=== Entries supplied ===

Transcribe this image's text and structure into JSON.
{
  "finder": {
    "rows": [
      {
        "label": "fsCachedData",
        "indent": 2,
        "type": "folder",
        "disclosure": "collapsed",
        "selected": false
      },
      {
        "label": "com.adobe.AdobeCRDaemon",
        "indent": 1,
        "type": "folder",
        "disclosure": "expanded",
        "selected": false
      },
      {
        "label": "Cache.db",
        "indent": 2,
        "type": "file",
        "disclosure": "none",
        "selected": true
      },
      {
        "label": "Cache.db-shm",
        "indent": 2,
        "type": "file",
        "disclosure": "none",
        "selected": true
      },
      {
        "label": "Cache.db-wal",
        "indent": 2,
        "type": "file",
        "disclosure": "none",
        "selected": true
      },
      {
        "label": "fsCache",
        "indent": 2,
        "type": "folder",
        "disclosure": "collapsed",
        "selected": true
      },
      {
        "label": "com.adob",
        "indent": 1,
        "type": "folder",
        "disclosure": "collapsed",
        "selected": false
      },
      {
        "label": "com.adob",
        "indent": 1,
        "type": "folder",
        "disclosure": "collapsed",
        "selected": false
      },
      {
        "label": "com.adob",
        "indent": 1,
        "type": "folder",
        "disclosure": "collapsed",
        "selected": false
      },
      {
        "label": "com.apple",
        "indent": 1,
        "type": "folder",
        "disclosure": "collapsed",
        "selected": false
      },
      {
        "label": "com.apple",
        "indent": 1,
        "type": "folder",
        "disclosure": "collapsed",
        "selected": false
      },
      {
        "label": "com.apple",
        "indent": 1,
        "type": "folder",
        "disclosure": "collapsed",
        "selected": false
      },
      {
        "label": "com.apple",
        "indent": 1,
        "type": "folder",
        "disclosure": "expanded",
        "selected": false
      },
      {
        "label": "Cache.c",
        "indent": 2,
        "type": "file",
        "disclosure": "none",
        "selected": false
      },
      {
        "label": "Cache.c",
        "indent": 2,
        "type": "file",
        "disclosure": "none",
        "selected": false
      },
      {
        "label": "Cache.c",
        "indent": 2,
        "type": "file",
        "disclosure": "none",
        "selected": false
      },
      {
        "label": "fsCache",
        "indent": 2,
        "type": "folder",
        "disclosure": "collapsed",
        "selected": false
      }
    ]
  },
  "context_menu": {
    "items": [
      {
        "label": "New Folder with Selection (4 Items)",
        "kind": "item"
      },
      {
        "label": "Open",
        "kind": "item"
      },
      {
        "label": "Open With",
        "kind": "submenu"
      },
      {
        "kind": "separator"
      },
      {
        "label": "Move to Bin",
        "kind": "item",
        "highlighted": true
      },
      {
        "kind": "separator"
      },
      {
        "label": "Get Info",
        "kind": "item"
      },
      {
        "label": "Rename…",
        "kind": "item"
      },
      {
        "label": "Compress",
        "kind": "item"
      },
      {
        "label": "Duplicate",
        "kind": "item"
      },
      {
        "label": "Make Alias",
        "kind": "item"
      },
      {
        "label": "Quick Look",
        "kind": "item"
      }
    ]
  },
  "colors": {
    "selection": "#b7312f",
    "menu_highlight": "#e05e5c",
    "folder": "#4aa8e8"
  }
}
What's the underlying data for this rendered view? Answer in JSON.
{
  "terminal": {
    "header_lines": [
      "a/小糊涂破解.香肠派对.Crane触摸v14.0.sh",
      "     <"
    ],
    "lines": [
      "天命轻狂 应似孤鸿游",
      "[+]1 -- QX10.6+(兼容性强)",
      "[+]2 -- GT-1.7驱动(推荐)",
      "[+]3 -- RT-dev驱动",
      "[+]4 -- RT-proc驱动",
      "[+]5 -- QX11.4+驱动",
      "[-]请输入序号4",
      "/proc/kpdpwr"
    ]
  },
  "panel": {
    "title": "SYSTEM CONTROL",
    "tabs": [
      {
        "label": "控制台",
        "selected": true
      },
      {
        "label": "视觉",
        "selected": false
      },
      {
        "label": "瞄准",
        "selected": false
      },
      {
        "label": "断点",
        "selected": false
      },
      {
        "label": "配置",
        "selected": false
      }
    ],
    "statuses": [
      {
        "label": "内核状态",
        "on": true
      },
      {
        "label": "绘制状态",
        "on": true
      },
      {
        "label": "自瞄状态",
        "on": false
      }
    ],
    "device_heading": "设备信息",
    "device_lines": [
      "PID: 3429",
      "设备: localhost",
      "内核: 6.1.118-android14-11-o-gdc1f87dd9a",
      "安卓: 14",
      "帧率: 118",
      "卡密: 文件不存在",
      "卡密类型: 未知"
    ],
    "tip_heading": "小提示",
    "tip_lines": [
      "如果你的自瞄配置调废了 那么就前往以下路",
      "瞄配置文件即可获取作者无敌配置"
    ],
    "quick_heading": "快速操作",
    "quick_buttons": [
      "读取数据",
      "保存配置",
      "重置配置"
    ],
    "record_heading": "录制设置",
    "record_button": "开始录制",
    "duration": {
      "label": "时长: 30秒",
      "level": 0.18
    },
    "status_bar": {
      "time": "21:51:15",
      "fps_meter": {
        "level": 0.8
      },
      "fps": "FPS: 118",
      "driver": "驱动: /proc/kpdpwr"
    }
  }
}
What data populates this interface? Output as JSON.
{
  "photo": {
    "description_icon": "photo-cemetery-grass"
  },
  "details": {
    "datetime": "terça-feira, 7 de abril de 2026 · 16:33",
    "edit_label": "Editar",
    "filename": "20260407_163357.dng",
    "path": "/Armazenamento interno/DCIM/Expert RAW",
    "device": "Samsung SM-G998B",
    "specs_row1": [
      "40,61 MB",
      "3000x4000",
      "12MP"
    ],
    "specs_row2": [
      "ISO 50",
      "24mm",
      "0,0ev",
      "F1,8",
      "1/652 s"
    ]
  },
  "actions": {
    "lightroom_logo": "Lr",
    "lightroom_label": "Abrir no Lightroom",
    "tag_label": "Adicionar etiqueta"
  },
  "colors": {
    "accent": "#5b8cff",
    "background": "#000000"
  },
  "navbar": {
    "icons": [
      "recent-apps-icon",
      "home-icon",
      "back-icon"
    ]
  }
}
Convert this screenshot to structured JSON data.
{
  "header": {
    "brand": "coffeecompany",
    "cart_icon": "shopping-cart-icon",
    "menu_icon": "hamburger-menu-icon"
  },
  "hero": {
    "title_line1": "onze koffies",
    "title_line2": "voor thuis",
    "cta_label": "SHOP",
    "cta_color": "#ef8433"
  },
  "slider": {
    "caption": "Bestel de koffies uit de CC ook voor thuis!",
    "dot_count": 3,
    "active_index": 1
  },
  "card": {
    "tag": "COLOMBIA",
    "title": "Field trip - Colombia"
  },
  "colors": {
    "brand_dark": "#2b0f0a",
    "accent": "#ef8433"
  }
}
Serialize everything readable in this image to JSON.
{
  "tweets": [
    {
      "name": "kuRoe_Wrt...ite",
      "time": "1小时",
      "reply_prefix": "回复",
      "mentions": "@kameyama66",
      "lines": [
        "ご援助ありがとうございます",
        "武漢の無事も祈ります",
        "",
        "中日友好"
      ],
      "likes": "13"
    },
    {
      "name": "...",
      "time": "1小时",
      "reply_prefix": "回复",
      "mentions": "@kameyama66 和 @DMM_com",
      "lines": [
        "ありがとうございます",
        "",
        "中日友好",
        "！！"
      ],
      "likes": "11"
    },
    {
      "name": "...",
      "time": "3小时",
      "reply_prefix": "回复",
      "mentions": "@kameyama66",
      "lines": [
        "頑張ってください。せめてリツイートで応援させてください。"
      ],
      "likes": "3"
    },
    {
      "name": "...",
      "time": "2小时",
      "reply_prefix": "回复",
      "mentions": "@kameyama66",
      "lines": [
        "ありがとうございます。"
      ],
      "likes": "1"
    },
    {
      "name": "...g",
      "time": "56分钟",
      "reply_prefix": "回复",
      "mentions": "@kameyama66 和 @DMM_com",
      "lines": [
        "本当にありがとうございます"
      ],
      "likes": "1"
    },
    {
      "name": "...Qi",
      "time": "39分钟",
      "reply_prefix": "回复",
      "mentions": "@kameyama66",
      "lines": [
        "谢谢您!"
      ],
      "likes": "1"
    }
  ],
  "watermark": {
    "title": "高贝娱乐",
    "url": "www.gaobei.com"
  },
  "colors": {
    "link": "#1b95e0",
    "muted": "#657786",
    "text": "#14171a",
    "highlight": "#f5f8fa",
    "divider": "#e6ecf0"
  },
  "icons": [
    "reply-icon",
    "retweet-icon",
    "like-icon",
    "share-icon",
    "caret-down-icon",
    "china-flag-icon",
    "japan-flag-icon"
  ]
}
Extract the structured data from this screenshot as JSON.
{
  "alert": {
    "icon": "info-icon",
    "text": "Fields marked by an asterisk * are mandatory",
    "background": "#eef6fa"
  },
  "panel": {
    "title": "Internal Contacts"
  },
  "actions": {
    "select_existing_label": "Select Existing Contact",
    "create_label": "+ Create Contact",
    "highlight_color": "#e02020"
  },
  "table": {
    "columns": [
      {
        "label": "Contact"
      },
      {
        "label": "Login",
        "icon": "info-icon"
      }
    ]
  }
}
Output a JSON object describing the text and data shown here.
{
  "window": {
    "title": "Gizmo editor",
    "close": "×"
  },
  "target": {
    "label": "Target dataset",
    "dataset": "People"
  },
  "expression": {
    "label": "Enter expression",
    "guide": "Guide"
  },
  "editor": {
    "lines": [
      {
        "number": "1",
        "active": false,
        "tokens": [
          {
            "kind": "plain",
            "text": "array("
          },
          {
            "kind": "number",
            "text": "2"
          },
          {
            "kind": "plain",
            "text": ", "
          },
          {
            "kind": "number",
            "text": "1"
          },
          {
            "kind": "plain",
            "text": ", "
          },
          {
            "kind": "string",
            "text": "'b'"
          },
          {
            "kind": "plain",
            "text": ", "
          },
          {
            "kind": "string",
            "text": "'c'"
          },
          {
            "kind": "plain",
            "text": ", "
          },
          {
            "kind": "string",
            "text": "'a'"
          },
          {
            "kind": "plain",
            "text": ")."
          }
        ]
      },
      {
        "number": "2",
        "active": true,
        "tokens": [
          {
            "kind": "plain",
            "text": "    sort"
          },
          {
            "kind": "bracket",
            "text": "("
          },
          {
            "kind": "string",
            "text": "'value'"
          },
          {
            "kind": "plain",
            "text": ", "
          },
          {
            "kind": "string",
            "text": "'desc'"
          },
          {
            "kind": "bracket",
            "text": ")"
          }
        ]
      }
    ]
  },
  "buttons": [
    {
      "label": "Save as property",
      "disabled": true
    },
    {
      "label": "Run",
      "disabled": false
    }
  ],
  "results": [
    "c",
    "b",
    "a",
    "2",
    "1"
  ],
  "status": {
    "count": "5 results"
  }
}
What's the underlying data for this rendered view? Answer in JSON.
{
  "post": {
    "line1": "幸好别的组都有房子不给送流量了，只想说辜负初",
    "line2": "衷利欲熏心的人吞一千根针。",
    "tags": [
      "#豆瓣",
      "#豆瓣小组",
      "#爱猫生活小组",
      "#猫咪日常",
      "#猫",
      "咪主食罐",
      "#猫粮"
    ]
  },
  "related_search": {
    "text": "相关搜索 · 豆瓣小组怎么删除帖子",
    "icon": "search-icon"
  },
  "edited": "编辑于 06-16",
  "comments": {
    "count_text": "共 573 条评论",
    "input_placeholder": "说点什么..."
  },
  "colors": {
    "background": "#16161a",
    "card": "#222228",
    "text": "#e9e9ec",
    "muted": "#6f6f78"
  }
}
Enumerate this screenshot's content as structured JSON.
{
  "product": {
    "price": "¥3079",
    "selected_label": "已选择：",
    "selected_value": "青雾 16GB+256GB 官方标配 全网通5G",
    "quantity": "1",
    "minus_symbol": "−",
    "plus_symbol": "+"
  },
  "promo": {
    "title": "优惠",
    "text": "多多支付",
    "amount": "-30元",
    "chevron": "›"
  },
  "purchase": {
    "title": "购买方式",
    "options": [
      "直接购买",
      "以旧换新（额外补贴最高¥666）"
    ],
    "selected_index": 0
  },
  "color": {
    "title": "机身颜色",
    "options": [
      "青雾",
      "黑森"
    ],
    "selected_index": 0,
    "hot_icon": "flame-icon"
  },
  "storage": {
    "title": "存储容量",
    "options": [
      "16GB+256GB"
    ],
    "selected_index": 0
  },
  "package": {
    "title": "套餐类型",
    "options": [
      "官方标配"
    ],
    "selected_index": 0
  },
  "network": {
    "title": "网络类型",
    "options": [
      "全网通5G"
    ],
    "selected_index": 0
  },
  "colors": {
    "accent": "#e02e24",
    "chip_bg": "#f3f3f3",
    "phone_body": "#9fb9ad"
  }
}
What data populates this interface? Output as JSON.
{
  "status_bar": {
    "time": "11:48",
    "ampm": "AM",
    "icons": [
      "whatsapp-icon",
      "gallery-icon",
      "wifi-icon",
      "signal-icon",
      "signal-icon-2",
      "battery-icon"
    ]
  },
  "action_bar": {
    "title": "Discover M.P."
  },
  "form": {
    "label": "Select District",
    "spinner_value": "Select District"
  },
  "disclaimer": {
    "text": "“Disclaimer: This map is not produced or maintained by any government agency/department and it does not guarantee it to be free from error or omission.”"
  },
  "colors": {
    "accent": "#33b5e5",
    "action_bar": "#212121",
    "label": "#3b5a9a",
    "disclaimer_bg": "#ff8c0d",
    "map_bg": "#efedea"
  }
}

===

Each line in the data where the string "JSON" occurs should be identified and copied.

Result of this exercise:
Transcribe this image's text and structure into JSON.
What's the underlying data for this rendered view? Answer in JSON.
What data populates this interface? Output as JSON.
Convert this screenshot to structured JSON data.
Serialize everything readable in this image to JSON.
Extract the structured data from this screenshot as JSON.
Output a JSON object describing the text and data shown here.
What's the underlying data for this rendered view? Answer in JSON.
Enumerate this screenshot's content as structured JSON.
What data populates this interface? Output as JSON.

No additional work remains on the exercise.